### Instructions to follow
Only reproduce the lines from the line containing "Extract the structured" onward, exactly, through the final line of the data below.

### Information given
________________________________________

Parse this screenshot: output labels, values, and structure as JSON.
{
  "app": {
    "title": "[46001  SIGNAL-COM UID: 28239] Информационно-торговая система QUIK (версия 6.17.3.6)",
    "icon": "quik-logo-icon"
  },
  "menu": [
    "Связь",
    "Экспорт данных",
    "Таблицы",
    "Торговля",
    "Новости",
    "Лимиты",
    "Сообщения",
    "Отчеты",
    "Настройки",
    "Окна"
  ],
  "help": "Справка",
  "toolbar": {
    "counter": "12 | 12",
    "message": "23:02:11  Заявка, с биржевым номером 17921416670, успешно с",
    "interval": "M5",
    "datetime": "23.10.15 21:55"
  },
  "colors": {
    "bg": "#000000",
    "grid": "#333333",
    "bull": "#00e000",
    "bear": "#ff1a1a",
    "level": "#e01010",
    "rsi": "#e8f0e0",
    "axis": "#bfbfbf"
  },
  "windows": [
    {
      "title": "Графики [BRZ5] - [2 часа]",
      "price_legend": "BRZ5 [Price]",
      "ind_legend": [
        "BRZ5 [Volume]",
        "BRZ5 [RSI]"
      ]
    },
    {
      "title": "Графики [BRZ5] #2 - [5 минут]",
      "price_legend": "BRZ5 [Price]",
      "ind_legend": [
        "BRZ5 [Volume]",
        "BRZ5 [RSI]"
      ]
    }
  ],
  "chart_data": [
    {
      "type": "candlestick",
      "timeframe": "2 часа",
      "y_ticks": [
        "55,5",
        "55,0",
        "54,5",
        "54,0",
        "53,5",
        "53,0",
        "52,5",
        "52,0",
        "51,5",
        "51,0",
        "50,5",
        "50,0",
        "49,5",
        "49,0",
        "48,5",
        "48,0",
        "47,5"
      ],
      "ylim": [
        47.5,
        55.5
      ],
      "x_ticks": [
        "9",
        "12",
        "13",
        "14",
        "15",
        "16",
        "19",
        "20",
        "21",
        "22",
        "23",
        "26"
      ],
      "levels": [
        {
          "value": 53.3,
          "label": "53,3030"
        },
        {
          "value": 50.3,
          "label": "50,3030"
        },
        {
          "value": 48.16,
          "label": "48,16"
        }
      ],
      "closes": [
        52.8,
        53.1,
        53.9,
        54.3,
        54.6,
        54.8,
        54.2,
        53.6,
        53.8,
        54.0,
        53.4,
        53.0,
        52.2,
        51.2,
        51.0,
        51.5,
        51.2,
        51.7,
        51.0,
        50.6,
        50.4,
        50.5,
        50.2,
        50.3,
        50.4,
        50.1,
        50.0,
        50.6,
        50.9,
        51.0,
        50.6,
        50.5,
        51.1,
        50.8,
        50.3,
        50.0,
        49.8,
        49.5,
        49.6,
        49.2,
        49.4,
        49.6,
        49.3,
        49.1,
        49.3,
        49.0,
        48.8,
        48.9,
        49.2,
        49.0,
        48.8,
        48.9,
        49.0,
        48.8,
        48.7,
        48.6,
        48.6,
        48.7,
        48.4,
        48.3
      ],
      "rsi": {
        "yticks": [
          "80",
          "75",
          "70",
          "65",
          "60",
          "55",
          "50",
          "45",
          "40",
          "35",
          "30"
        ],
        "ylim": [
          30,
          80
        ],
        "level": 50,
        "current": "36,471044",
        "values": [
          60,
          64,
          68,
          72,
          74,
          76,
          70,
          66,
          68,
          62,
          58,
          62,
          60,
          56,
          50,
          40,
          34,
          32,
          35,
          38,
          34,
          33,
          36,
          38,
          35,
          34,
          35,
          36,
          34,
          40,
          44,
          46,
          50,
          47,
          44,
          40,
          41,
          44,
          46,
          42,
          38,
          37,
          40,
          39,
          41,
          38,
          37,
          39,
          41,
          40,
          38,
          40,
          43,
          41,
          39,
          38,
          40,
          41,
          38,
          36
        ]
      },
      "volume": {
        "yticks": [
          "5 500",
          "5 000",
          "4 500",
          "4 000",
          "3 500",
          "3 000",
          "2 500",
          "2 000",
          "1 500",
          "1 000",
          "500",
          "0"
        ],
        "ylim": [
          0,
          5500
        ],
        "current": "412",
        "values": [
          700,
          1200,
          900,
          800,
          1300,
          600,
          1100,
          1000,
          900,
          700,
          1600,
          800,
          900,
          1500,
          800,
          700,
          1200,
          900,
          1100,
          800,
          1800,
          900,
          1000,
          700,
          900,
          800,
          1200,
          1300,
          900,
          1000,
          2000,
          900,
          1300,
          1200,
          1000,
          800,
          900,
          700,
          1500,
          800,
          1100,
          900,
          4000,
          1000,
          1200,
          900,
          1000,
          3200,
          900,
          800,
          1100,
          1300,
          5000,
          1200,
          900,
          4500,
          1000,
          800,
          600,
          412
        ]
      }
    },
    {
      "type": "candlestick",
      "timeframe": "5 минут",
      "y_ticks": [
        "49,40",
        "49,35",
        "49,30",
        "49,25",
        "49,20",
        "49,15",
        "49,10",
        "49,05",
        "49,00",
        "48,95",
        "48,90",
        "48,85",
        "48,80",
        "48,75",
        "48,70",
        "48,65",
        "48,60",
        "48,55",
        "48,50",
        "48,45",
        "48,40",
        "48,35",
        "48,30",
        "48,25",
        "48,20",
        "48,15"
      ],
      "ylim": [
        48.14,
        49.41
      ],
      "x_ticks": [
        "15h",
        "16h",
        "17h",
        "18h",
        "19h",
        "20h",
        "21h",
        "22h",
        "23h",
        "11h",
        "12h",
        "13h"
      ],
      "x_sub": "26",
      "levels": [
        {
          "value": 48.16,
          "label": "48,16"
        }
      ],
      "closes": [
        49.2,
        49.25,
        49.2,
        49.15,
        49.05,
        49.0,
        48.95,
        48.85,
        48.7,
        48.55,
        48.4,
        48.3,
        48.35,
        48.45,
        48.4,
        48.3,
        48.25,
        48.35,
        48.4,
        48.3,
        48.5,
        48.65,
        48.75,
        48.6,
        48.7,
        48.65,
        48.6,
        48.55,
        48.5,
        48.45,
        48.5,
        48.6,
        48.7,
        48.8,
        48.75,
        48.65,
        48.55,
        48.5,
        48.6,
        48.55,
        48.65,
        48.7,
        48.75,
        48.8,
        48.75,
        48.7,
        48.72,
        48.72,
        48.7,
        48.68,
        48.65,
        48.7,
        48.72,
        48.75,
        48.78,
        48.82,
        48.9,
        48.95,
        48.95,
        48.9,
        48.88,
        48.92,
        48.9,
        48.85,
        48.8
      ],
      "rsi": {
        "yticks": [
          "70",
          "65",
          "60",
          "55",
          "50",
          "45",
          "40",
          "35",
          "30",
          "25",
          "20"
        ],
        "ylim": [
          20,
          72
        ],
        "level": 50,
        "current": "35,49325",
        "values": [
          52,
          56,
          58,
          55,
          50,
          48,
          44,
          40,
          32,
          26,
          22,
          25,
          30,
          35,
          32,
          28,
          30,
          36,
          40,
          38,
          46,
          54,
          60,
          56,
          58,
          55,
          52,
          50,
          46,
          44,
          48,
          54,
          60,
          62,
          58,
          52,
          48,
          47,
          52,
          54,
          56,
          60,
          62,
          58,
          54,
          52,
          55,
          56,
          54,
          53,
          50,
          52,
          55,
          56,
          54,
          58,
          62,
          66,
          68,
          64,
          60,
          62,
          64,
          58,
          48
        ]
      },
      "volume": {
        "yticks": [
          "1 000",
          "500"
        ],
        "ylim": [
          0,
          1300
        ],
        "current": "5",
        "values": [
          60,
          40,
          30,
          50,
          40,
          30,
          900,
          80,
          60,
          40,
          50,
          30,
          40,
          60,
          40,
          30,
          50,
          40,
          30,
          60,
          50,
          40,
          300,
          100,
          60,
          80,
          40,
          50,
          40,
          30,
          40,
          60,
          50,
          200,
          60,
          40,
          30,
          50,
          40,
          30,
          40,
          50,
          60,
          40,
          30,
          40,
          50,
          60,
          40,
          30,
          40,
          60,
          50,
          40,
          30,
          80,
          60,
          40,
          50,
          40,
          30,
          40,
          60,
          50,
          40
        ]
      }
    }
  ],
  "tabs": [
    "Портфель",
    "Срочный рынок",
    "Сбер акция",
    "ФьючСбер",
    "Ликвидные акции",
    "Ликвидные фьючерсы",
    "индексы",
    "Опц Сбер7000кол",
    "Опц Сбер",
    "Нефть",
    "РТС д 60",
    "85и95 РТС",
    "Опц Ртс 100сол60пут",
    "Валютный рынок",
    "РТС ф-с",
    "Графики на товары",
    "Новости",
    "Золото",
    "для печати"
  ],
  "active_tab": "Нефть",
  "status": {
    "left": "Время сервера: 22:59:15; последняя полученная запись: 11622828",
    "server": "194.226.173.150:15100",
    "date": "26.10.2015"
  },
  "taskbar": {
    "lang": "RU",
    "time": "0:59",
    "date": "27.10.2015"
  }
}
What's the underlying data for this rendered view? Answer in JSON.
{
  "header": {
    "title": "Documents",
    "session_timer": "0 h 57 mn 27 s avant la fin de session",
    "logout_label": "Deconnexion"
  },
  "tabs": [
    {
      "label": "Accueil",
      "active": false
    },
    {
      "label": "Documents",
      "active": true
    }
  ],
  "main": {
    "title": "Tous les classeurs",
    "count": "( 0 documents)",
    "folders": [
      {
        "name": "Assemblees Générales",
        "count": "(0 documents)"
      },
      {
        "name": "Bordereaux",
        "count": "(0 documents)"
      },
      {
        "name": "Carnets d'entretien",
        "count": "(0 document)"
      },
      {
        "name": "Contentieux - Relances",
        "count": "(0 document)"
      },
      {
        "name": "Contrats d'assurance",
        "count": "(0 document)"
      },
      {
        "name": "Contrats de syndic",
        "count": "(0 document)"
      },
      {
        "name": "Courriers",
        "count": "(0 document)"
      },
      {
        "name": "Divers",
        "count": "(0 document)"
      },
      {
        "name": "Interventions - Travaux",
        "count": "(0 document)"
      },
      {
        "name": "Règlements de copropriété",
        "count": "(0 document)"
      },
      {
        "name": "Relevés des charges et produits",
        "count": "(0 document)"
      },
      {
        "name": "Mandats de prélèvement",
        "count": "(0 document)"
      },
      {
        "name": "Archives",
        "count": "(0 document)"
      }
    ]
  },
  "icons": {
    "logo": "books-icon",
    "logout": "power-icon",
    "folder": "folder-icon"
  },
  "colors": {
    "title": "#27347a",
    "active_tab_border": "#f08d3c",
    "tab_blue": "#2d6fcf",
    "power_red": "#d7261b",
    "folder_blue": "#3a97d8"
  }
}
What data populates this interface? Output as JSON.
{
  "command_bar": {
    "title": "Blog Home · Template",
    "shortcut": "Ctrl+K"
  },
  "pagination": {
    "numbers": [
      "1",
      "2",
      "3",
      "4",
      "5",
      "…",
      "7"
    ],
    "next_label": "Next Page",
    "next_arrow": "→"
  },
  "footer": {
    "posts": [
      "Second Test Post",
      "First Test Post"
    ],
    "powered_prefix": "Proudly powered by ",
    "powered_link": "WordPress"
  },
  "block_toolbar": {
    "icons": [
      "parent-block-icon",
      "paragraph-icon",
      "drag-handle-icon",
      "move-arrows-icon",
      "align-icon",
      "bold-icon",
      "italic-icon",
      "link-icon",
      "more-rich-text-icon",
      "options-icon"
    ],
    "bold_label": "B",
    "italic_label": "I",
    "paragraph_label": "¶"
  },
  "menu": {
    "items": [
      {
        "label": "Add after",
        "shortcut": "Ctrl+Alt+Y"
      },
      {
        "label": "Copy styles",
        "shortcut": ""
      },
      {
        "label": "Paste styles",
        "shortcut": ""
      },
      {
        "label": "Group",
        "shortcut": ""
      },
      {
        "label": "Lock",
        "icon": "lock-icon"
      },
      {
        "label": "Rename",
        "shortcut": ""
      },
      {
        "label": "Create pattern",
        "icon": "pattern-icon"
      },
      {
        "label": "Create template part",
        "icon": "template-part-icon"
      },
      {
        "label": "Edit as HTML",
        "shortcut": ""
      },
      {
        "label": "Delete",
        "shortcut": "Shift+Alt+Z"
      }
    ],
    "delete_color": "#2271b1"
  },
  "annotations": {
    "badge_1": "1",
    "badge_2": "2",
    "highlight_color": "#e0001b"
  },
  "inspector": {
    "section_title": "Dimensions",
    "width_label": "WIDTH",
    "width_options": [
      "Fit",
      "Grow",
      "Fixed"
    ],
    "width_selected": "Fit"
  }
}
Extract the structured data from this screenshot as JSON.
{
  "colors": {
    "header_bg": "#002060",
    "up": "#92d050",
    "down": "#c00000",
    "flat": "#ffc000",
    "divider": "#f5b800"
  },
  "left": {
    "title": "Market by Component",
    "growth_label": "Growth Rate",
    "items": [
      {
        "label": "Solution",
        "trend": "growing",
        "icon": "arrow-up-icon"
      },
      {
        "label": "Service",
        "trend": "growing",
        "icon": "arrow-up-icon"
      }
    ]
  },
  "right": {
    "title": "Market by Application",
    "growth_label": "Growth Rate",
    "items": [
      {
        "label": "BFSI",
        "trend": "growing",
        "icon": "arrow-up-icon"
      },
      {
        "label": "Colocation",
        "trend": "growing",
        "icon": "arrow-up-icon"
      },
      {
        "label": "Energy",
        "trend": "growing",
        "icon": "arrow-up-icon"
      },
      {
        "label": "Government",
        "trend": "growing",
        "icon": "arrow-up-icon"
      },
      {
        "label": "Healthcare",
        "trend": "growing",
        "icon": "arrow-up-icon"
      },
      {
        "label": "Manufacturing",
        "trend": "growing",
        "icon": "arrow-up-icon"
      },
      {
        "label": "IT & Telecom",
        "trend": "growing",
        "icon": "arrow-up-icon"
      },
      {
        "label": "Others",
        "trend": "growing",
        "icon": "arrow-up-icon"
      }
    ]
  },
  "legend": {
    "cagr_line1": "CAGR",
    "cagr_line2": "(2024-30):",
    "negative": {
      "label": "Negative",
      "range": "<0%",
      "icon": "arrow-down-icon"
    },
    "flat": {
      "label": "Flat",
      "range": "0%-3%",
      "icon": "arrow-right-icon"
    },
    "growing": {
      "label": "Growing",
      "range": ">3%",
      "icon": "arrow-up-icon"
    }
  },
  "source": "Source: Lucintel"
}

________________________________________

### Task answer
Extract the structured data from this screenshot as JSON.
{
  "colors": {
    "header_bg": "#002060",
    "up": "#92d050",
    "down": "#c00000",
    "flat": "#ffc000",
    "divider": "#f5b800"
  },
  "left": {
    "title": "Market by Component",
    "growth_label": "Growth Rate",
    "items": [
      {
        "label": "Solution",
        "trend": "growing",
        "icon": "arrow-up-icon"
      },
      {
        "label": "Service",
        "trend": "growing",
        "icon": "arrow-up-icon"
      }
    ]
  },
  "right": {
    "title": "Market by Application",
    "growth_label": "Growth Rate",
    "items": [
      {
        "label": "BFSI",
        "trend": "growing",
        "icon": "arrow-up-icon"
      },
      {
        "label": "Colocation",
        "trend": "growing",
        "icon": "arrow-up-icon"
      },
      {
        "label": "Energy",
        "trend": "growing",
        "icon": "arrow-up-icon"
      },
      {
        "label": "Government",
        "trend": "growing",
        "icon": "arrow-up-icon"
      },
      {
        "label": "Healthcare",
        "trend": "growing",
        "icon": "arrow-up-icon"
      },
      {
        "label": "Manufacturing",
        "trend": "growing",
        "icon": "arrow-up-icon"
      },
      {
        "label": "IT & Telecom",
        "trend": "growing",
        "icon": "arrow-up-icon"
      },
      {
        "label": "Others",
        "trend": "growing",
        "icon": "arrow-up-icon"
      }
    ]
  },
  "legend": {
    "cagr_line1": "CAGR",
    "cagr_line2": "(2024-30):",
    "negative": {
      "label": "Negative",
      "range": "<0%",
      "icon": "arrow-down-icon"
    },
    "flat": {
      "label": "Flat",
      "range": "0%-3%",
      "icon": "arrow-right-icon"
    },
    "growing": {
      "label": "Growing",
      "range": ">3%",
      "icon": "arrow-up-icon"
    }
  },
  "source": "Source: Lucintel"
}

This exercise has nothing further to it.